What to do. Copy, from the entries below, each line in which the string "Ratazins" appears.
***** Records shown *****
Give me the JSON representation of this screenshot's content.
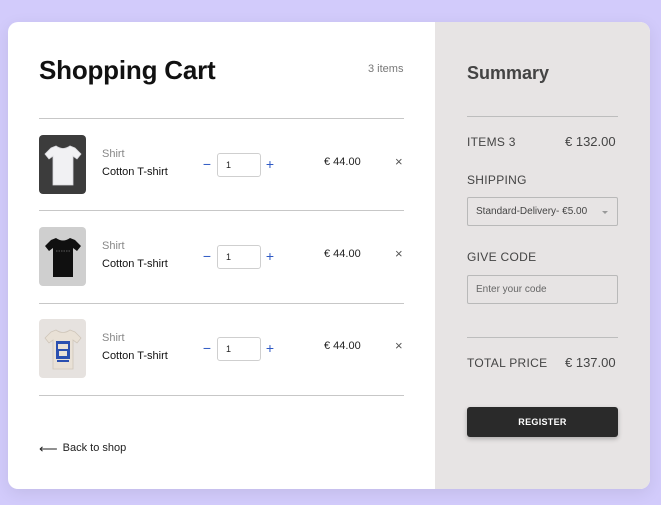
{
  "cart": {
    "title": "Shopping Cart",
    "count_label": "3 items",
    "items": [
      {
        "category": "Shirt",
        "name": "Cotton T-shirt",
        "quantity": "1",
        "price": "€ 44.00",
        "remove": "×",
        "shirt_color": "#f1f1f3",
        "thumb_bg": "#3c3c3c",
        "image": "white-tshirt"
      },
      {
        "category": "Shirt",
        "name": "Cotton T-shirt",
        "quantity": "1",
        "price": "€ 44.00",
        "remove": "×",
        "shirt_color": "#101010",
        "thumb_bg": "#cfcfcf",
        "image": "black-tshirt"
      },
      {
        "category": "Shirt",
        "name": "Cotton T-shirt",
        "quantity": "1",
        "price": "€ 44.00",
        "remove": "×",
        "shirt_color": "#e9e1d6",
        "thumb_bg": "#e6e2df",
        "image": "printed-tshirt"
      }
    ],
    "minus": "−",
    "plus": "+",
    "back_arrow": "⟵",
    "back_label": "Back to shop"
  },
  "summary": {
    "title": "Summary",
    "items_label": "ITEMS 3",
    "items_value": "€ 132.00",
    "shipping_label": "SHIPPING",
    "shipping_selected": "Standard-Delivery- €5.00",
    "code_label": "GIVE CODE",
    "code_placeholder": "Enter your code",
    "total_label": "TOTAL PRICE",
    "total_value": "€ 137.00",
    "register_label": "REGISTER"
  },
  "colors": {
    "background": "#d2cbfb",
    "summary_panel": "#e7e4e4",
    "accent_blue": "#2e59c4",
    "button_dark": "#2a2a2a"
  }
}
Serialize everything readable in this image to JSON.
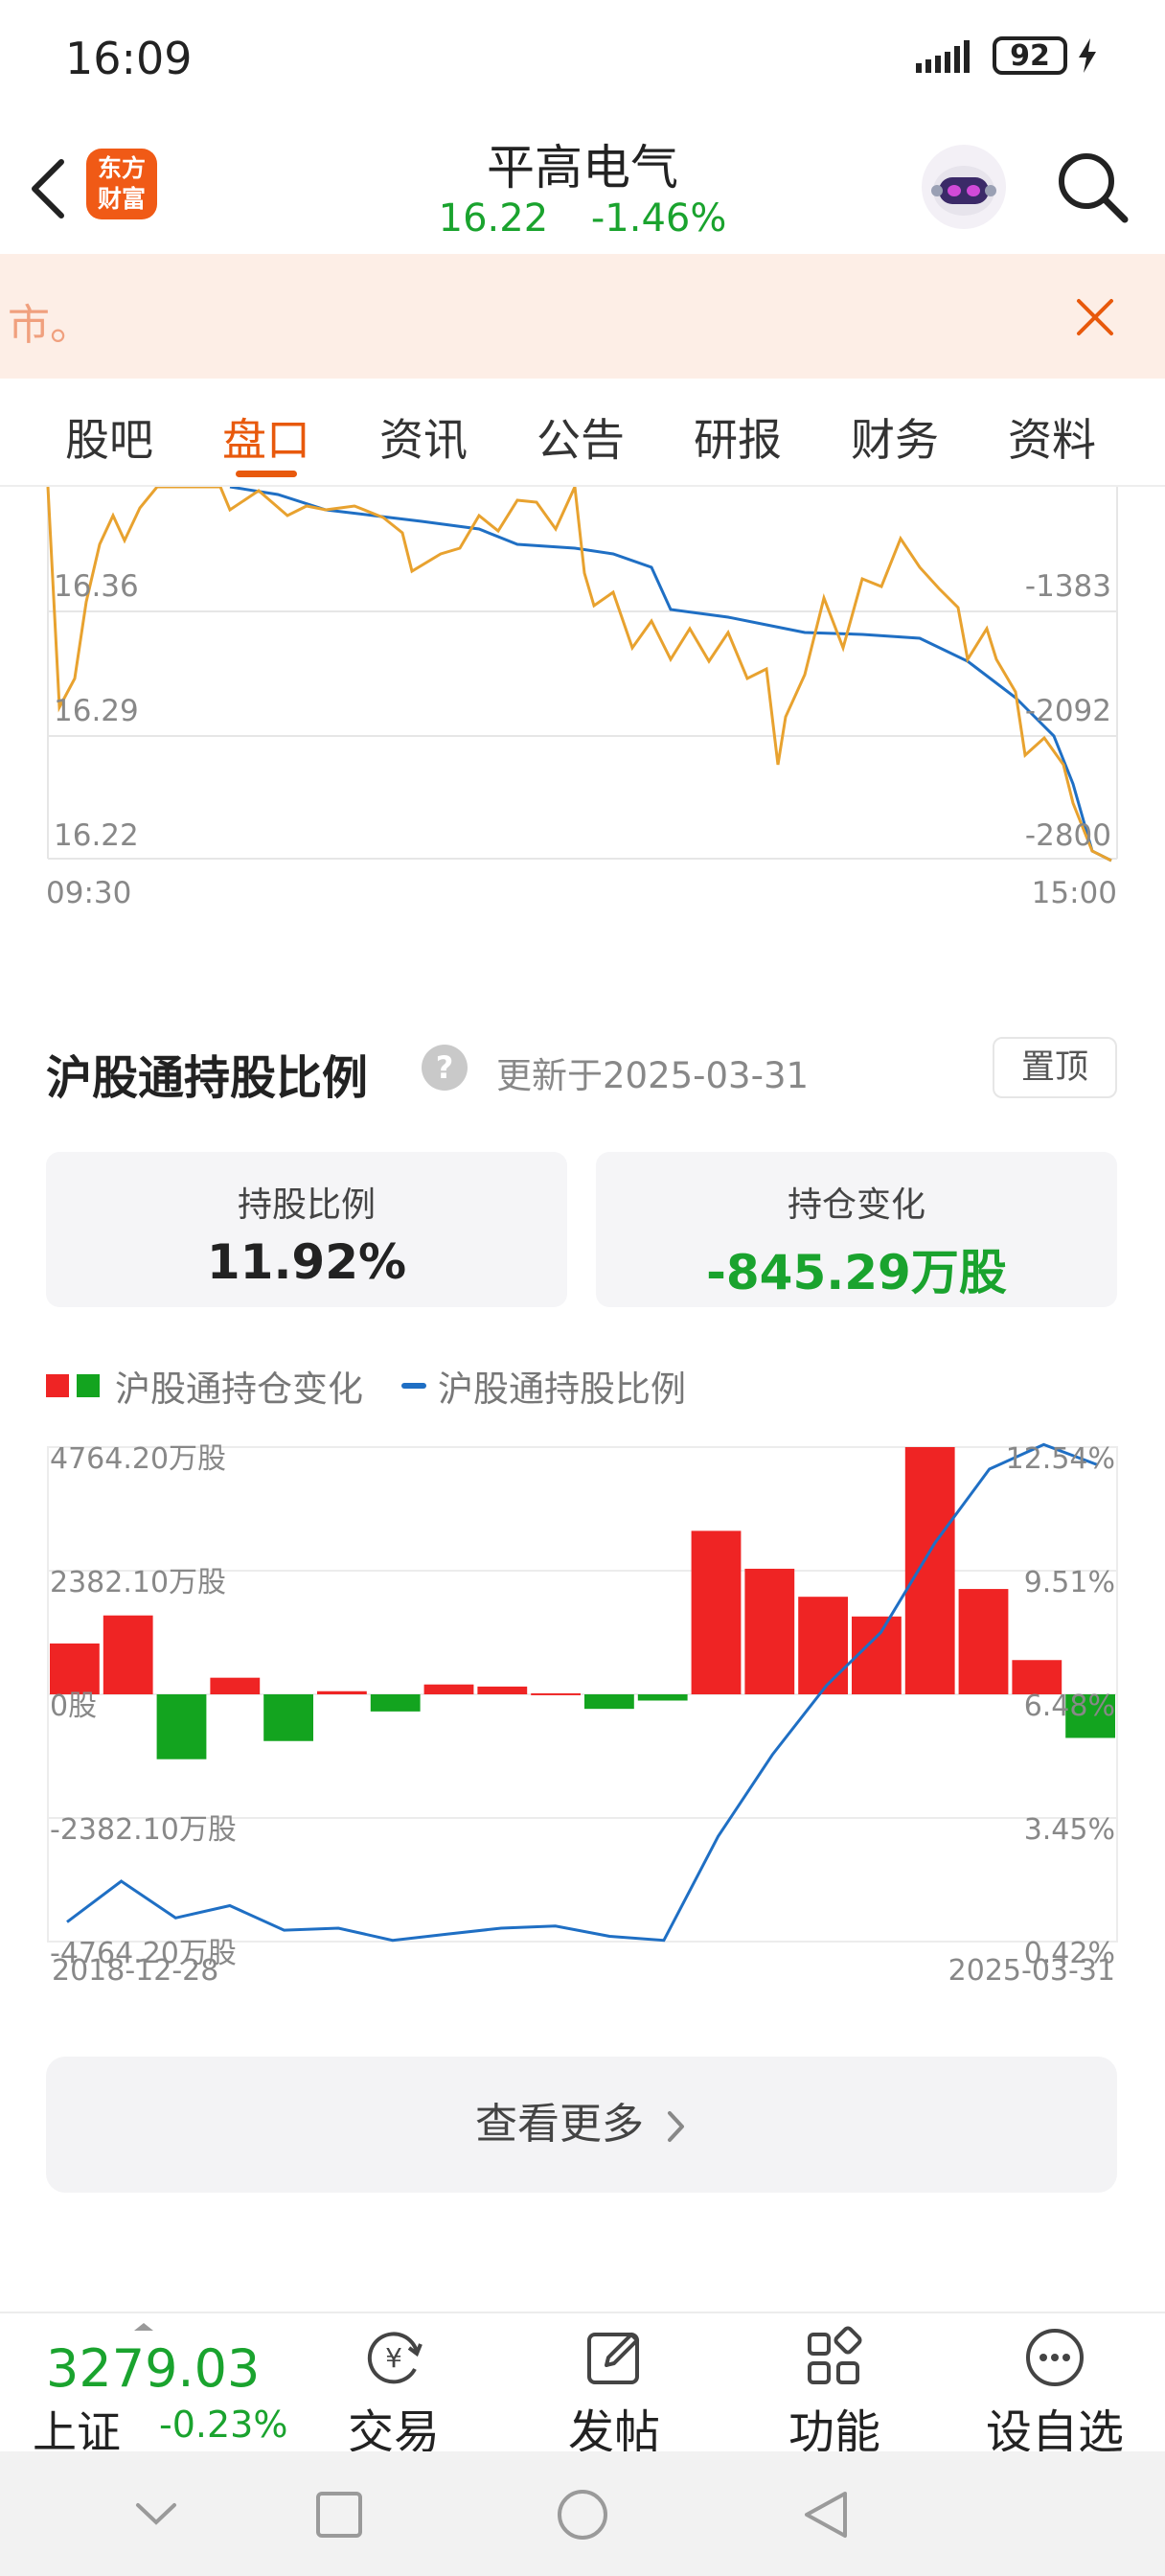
{
  "status_bar": {
    "time": "16:09",
    "battery": "92"
  },
  "header": {
    "logo_line1": "东方",
    "logo_line2": "财富",
    "stock_name": "平高电气",
    "price": "16.22",
    "change_pct": "-1.46%"
  },
  "banner": {
    "text": "市。"
  },
  "tabs": [
    {
      "label": "股吧"
    },
    {
      "label": "盘口"
    },
    {
      "label": "资讯"
    },
    {
      "label": "公告"
    },
    {
      "label": "研报"
    },
    {
      "label": "财务"
    },
    {
      "label": "资料"
    }
  ],
  "active_tab": "盘口",
  "intraday": {
    "y_left": [
      "16.36",
      "16.29",
      "16.22"
    ],
    "y_right": [
      "-1383",
      "-2092",
      "-2800"
    ],
    "x_start": "09:30",
    "x_end": "15:00"
  },
  "holding": {
    "title": "沪股通持股比例",
    "update": "更新于2025-03-31",
    "pin_label": "置顶",
    "ratio_label": "持股比例",
    "ratio_value": "11.92%",
    "change_label": "持仓变化",
    "change_value": "-845.29万股",
    "legend_bar": "沪股通持仓变化",
    "legend_line": "沪股通持股比例",
    "more_label": "查看更多"
  },
  "chart_data": {
    "type": "bar",
    "x_start": "2018-12-28",
    "x_end": "2025-03-31",
    "y_left_ticks": [
      "4764.20万股",
      "2382.10万股",
      "0股",
      "-2382.10万股",
      "-4764.20万股"
    ],
    "y_right_ticks": [
      "12.54%",
      "9.51%",
      "6.48%",
      "3.45%",
      "0.42%"
    ],
    "ylim_left": [
      -4764.2,
      4764.2
    ],
    "ylim_right": [
      0.42,
      12.54
    ],
    "colors": {
      "up": "#ef2424",
      "down": "#13a41f",
      "line": "#1f6fc4"
    },
    "series": [
      {
        "name": "沪股通持仓变化",
        "values": [
          980,
          1520,
          -1250,
          320,
          -900,
          60,
          -330,
          190,
          150,
          20,
          -280,
          -120,
          3150,
          2420,
          1880,
          1500,
          4764,
          2030,
          660,
          -840
        ]
      },
      {
        "name": "沪股通持股比例",
        "values": [
          0.9,
          1.9,
          1.0,
          1.3,
          0.7,
          0.75,
          0.45,
          0.6,
          0.75,
          0.8,
          0.55,
          0.45,
          3.0,
          5.0,
          6.7,
          8.0,
          10.2,
          12.0,
          12.6,
          12.1
        ]
      }
    ]
  },
  "bottom_nav": {
    "index_value": "3279.03",
    "index_name": "上证",
    "index_change": "-0.23%",
    "items": [
      {
        "label": "交易"
      },
      {
        "label": "发帖"
      },
      {
        "label": "功能"
      },
      {
        "label": "设自选"
      }
    ]
  }
}
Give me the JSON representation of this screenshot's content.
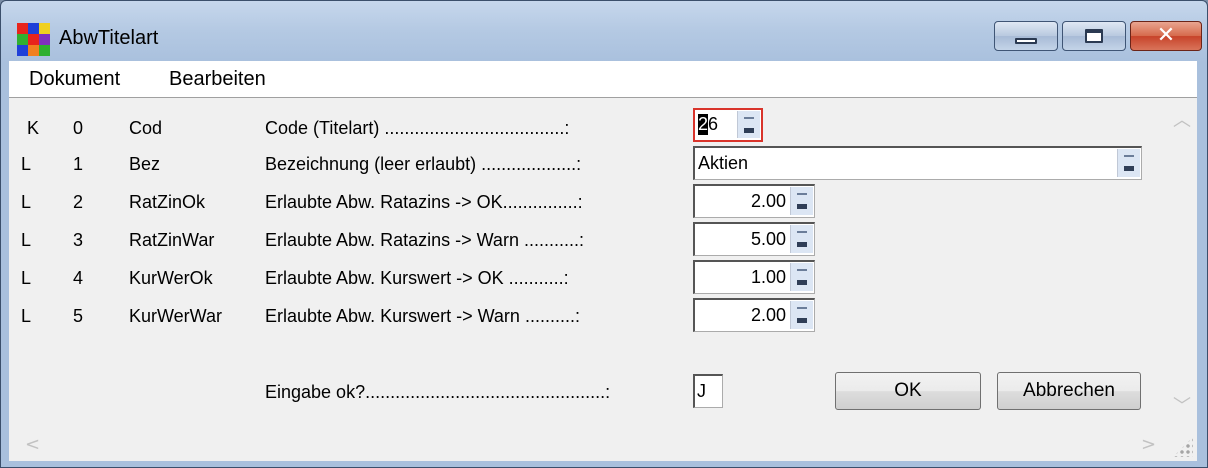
{
  "window": {
    "title": "AbwTitelart",
    "close_glyph": "✕"
  },
  "menu": [
    "Dokument",
    "Bearbeiten"
  ],
  "rows": [
    {
      "flag": "K",
      "index": "0",
      "short": "Cod",
      "label": "Code (Titelart)",
      "value": "26",
      "cursor_char": "2",
      "rest": "6"
    },
    {
      "flag": "L",
      "index": "1",
      "short": "Bez",
      "label": "Bezeichnung (leer erlaubt)",
      "value": "Aktien"
    },
    {
      "flag": "L",
      "index": "2",
      "short": "RatZinOk",
      "label": "Erlaubte Abw. Ratazins -> OK",
      "value": "2.00"
    },
    {
      "flag": "L",
      "index": "3",
      "short": "RatZinWar",
      "label": "Erlaubte Abw. Ratazins -> Warn",
      "value": "5.00"
    },
    {
      "flag": "L",
      "index": "4",
      "short": "KurWerOk",
      "label": "Erlaubte Abw. Kurswert -> OK",
      "value": "1.00"
    },
    {
      "flag": "L",
      "index": "5",
      "short": "KurWerWar",
      "label": "Erlaubte Abw. Kurswert -> Warn",
      "value": "2.00"
    }
  ],
  "confirm": {
    "label": "Eingabe ok?",
    "value": "J"
  },
  "buttons": {
    "ok": "OK",
    "cancel": "Abbrechen"
  },
  "scroll_glyphs": {
    "up": "︿",
    "down": "﹀",
    "left": "<",
    "right": ">"
  },
  "colors": {
    "titlebar": "#b4c9e3",
    "close_button": "#c7432a",
    "focus_border": "#d9342b"
  }
}
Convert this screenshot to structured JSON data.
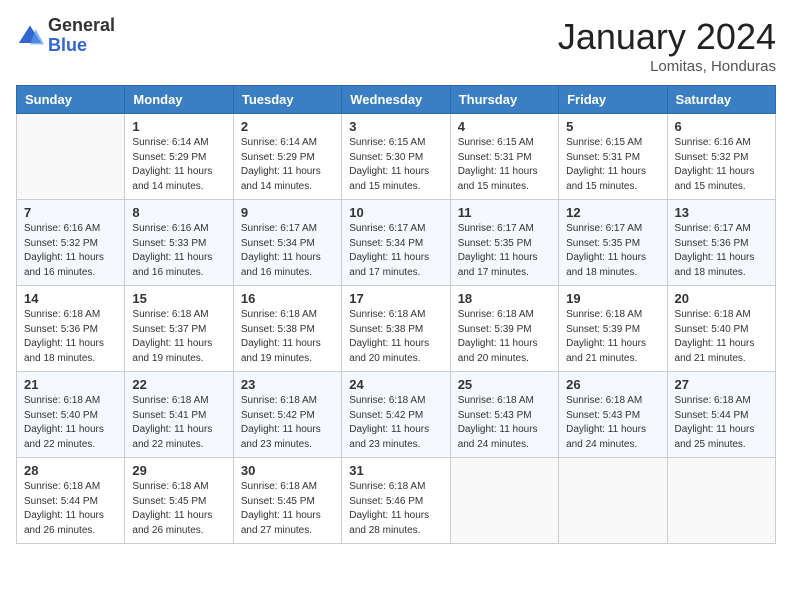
{
  "header": {
    "logo_general": "General",
    "logo_blue": "Blue",
    "month_title": "January 2024",
    "location": "Lomitas, Honduras"
  },
  "days_of_week": [
    "Sunday",
    "Monday",
    "Tuesday",
    "Wednesday",
    "Thursday",
    "Friday",
    "Saturday"
  ],
  "weeks": [
    [
      {
        "day": "",
        "sunrise": "",
        "sunset": "",
        "daylight": ""
      },
      {
        "day": "1",
        "sunrise": "6:14 AM",
        "sunset": "5:29 PM",
        "daylight": "11 hours and 14 minutes."
      },
      {
        "day": "2",
        "sunrise": "6:14 AM",
        "sunset": "5:29 PM",
        "daylight": "11 hours and 14 minutes."
      },
      {
        "day": "3",
        "sunrise": "6:15 AM",
        "sunset": "5:30 PM",
        "daylight": "11 hours and 15 minutes."
      },
      {
        "day": "4",
        "sunrise": "6:15 AM",
        "sunset": "5:31 PM",
        "daylight": "11 hours and 15 minutes."
      },
      {
        "day": "5",
        "sunrise": "6:15 AM",
        "sunset": "5:31 PM",
        "daylight": "11 hours and 15 minutes."
      },
      {
        "day": "6",
        "sunrise": "6:16 AM",
        "sunset": "5:32 PM",
        "daylight": "11 hours and 15 minutes."
      }
    ],
    [
      {
        "day": "7",
        "sunrise": "6:16 AM",
        "sunset": "5:32 PM",
        "daylight": "11 hours and 16 minutes."
      },
      {
        "day": "8",
        "sunrise": "6:16 AM",
        "sunset": "5:33 PM",
        "daylight": "11 hours and 16 minutes."
      },
      {
        "day": "9",
        "sunrise": "6:17 AM",
        "sunset": "5:34 PM",
        "daylight": "11 hours and 16 minutes."
      },
      {
        "day": "10",
        "sunrise": "6:17 AM",
        "sunset": "5:34 PM",
        "daylight": "11 hours and 17 minutes."
      },
      {
        "day": "11",
        "sunrise": "6:17 AM",
        "sunset": "5:35 PM",
        "daylight": "11 hours and 17 minutes."
      },
      {
        "day": "12",
        "sunrise": "6:17 AM",
        "sunset": "5:35 PM",
        "daylight": "11 hours and 18 minutes."
      },
      {
        "day": "13",
        "sunrise": "6:17 AM",
        "sunset": "5:36 PM",
        "daylight": "11 hours and 18 minutes."
      }
    ],
    [
      {
        "day": "14",
        "sunrise": "6:18 AM",
        "sunset": "5:36 PM",
        "daylight": "11 hours and 18 minutes."
      },
      {
        "day": "15",
        "sunrise": "6:18 AM",
        "sunset": "5:37 PM",
        "daylight": "11 hours and 19 minutes."
      },
      {
        "day": "16",
        "sunrise": "6:18 AM",
        "sunset": "5:38 PM",
        "daylight": "11 hours and 19 minutes."
      },
      {
        "day": "17",
        "sunrise": "6:18 AM",
        "sunset": "5:38 PM",
        "daylight": "11 hours and 20 minutes."
      },
      {
        "day": "18",
        "sunrise": "6:18 AM",
        "sunset": "5:39 PM",
        "daylight": "11 hours and 20 minutes."
      },
      {
        "day": "19",
        "sunrise": "6:18 AM",
        "sunset": "5:39 PM",
        "daylight": "11 hours and 21 minutes."
      },
      {
        "day": "20",
        "sunrise": "6:18 AM",
        "sunset": "5:40 PM",
        "daylight": "11 hours and 21 minutes."
      }
    ],
    [
      {
        "day": "21",
        "sunrise": "6:18 AM",
        "sunset": "5:40 PM",
        "daylight": "11 hours and 22 minutes."
      },
      {
        "day": "22",
        "sunrise": "6:18 AM",
        "sunset": "5:41 PM",
        "daylight": "11 hours and 22 minutes."
      },
      {
        "day": "23",
        "sunrise": "6:18 AM",
        "sunset": "5:42 PM",
        "daylight": "11 hours and 23 minutes."
      },
      {
        "day": "24",
        "sunrise": "6:18 AM",
        "sunset": "5:42 PM",
        "daylight": "11 hours and 23 minutes."
      },
      {
        "day": "25",
        "sunrise": "6:18 AM",
        "sunset": "5:43 PM",
        "daylight": "11 hours and 24 minutes."
      },
      {
        "day": "26",
        "sunrise": "6:18 AM",
        "sunset": "5:43 PM",
        "daylight": "11 hours and 24 minutes."
      },
      {
        "day": "27",
        "sunrise": "6:18 AM",
        "sunset": "5:44 PM",
        "daylight": "11 hours and 25 minutes."
      }
    ],
    [
      {
        "day": "28",
        "sunrise": "6:18 AM",
        "sunset": "5:44 PM",
        "daylight": "11 hours and 26 minutes."
      },
      {
        "day": "29",
        "sunrise": "6:18 AM",
        "sunset": "5:45 PM",
        "daylight": "11 hours and 26 minutes."
      },
      {
        "day": "30",
        "sunrise": "6:18 AM",
        "sunset": "5:45 PM",
        "daylight": "11 hours and 27 minutes."
      },
      {
        "day": "31",
        "sunrise": "6:18 AM",
        "sunset": "5:46 PM",
        "daylight": "11 hours and 28 minutes."
      },
      {
        "day": "",
        "sunrise": "",
        "sunset": "",
        "daylight": ""
      },
      {
        "day": "",
        "sunrise": "",
        "sunset": "",
        "daylight": ""
      },
      {
        "day": "",
        "sunrise": "",
        "sunset": "",
        "daylight": ""
      }
    ]
  ],
  "labels": {
    "sunrise_prefix": "Sunrise: ",
    "sunset_prefix": "Sunset: ",
    "daylight_prefix": "Daylight: "
  }
}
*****
Output for this task.
      "label": "Erlaubte Abw. Ratazins -> OK",
      "label": "Erlaubte Abw. Ratazins -> Warn",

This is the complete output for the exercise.